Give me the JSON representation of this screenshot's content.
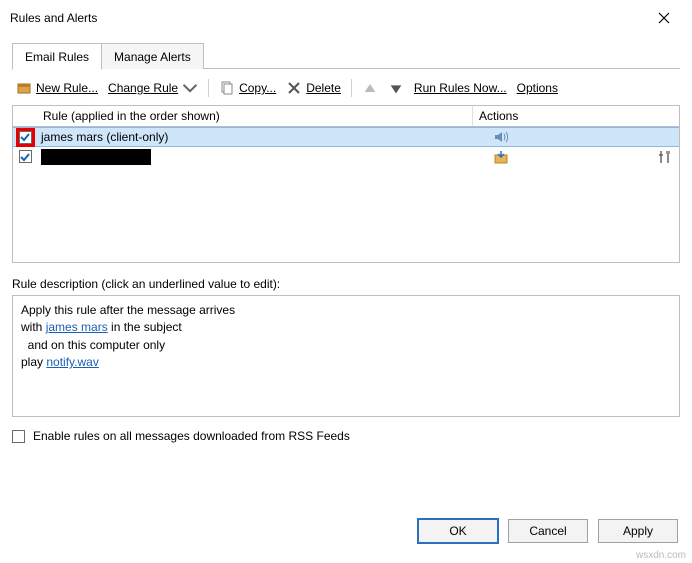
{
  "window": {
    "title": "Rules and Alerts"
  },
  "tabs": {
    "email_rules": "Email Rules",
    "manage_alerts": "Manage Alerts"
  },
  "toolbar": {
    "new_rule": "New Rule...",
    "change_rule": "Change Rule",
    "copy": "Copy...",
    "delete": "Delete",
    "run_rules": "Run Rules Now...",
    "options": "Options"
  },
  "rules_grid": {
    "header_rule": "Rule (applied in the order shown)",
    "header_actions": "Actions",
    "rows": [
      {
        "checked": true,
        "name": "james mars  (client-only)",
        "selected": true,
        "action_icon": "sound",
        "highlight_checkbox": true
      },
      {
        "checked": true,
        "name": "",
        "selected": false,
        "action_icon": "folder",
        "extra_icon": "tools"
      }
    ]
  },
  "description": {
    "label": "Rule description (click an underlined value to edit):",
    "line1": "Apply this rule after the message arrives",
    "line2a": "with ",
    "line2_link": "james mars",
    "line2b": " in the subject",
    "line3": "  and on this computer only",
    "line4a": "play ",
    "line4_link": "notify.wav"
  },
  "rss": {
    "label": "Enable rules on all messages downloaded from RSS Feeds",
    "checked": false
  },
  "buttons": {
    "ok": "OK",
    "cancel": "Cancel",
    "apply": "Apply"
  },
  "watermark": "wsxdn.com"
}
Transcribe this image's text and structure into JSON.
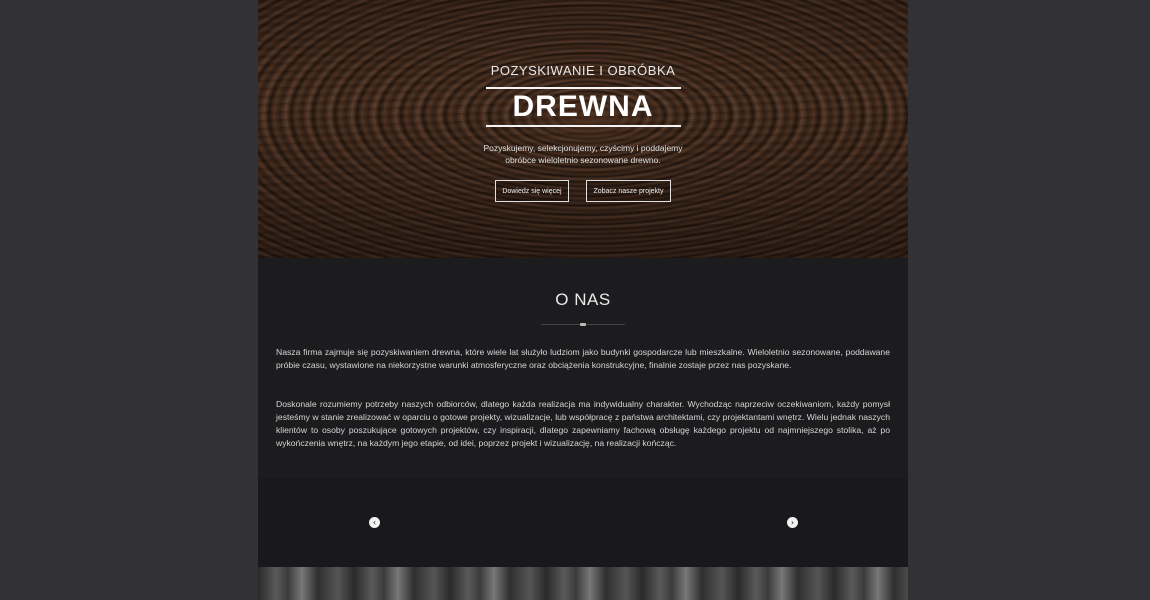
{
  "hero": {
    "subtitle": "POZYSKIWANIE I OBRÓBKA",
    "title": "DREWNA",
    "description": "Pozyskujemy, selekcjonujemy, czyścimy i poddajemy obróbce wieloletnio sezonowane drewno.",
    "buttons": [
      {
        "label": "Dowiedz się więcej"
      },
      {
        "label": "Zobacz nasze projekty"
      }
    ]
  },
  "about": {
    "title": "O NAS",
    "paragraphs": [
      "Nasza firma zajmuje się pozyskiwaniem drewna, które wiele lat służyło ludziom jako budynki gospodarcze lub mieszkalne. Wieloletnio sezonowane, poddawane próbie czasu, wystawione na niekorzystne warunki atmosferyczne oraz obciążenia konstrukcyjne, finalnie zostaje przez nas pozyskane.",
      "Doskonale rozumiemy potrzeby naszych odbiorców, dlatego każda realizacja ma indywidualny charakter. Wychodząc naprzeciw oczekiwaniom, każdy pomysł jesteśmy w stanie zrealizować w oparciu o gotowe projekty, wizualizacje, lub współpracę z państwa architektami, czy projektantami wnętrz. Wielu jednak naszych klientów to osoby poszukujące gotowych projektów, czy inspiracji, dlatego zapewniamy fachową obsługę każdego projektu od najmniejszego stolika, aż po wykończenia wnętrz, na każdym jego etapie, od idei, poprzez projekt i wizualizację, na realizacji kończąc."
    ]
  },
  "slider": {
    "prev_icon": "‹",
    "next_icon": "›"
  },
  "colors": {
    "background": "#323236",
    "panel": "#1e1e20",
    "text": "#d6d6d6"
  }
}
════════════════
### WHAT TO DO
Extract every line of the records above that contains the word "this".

### WRITTEN SOLUTION
Give me the JSON representation of this screenshot's content.
    "line1": "Apply this rule after the message arrives",
    "line3": "  and on this computer only",
Transcribe this image's text and structure into JSON.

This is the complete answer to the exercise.